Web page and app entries
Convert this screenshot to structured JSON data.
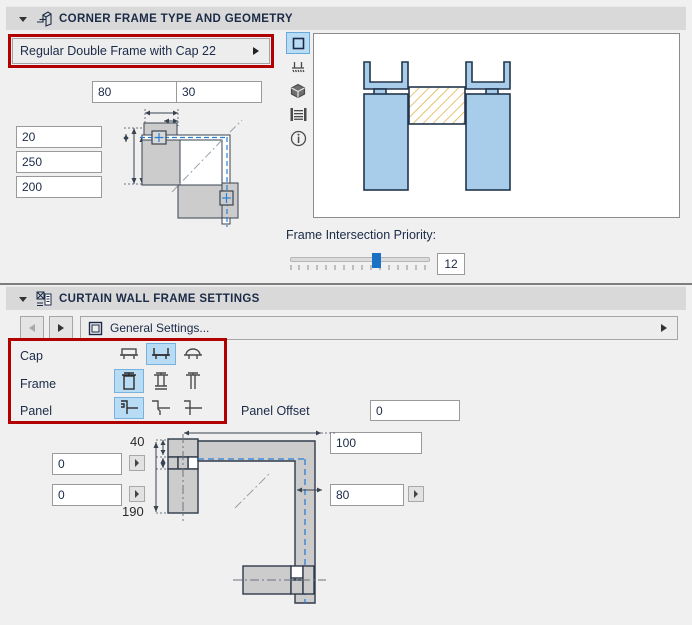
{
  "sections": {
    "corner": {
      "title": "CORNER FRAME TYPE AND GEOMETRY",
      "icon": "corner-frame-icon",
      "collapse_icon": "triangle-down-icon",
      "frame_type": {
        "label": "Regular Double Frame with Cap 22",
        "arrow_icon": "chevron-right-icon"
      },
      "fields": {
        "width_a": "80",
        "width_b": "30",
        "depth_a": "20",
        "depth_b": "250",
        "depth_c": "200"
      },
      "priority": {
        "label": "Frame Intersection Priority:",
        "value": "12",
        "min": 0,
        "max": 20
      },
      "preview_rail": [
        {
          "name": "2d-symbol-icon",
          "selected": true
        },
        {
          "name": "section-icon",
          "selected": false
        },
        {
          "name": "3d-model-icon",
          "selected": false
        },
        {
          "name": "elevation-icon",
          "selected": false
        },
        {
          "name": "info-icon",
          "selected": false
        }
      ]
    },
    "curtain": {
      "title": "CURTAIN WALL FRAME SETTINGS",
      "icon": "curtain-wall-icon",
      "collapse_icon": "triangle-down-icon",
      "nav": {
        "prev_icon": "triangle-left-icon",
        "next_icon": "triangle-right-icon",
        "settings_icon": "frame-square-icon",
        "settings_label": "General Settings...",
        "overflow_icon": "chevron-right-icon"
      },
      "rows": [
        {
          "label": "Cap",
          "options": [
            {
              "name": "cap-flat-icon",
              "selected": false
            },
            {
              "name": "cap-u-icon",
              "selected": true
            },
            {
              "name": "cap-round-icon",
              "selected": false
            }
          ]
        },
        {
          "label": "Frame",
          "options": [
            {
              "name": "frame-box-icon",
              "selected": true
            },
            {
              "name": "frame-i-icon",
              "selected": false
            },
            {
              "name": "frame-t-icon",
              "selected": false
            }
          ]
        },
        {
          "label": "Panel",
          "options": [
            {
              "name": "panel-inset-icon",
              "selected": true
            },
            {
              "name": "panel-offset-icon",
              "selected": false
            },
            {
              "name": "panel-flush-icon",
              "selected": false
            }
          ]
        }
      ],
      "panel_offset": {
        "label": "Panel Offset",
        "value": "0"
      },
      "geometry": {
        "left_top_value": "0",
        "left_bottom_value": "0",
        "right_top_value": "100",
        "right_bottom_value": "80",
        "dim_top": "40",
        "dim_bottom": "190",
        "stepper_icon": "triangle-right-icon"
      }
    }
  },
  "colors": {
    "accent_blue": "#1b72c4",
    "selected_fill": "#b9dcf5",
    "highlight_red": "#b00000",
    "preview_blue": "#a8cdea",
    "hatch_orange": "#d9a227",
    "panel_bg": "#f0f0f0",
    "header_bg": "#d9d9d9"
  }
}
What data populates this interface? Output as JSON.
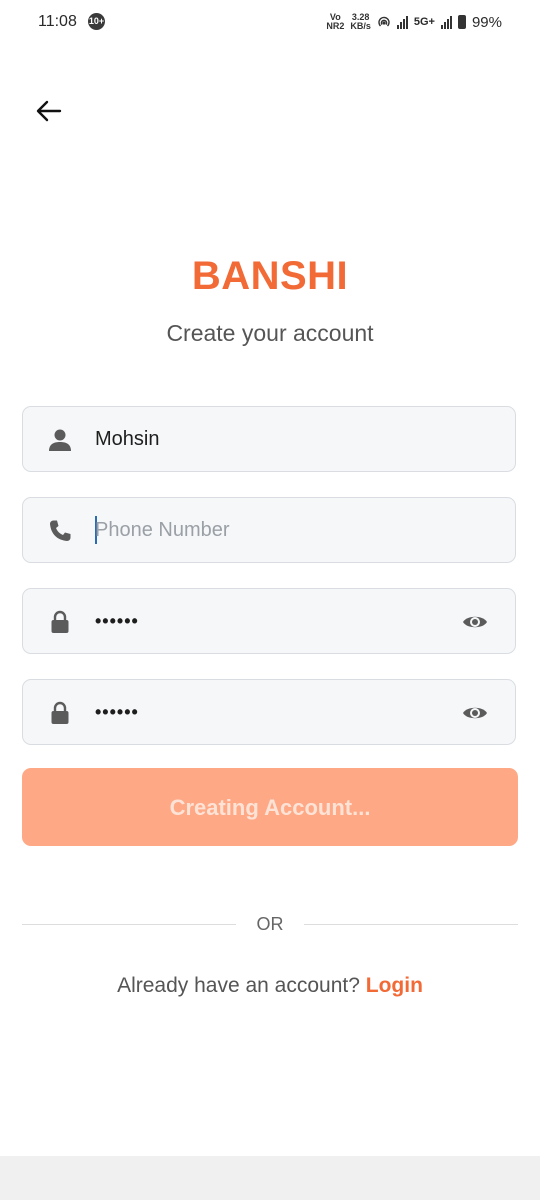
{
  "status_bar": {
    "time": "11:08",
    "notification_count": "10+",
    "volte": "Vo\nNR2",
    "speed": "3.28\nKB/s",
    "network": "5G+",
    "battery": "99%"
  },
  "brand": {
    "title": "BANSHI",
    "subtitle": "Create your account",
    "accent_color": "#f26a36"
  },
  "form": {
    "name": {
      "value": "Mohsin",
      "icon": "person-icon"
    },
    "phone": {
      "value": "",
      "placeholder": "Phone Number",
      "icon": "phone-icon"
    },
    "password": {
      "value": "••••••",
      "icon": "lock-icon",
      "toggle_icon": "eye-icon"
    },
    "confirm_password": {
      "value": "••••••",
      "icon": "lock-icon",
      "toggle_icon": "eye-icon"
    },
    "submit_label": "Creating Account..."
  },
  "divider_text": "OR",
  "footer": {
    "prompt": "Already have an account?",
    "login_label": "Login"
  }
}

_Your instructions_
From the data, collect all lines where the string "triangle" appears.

_Output of the exercise_
      "collapse_icon": "triangle-down-icon",
      "collapse_icon": "triangle-down-icon",
        "prev_icon": "triangle-left-icon",
        "next_icon": "triangle-right-icon",
        "stepper_icon": "triangle-right-icon"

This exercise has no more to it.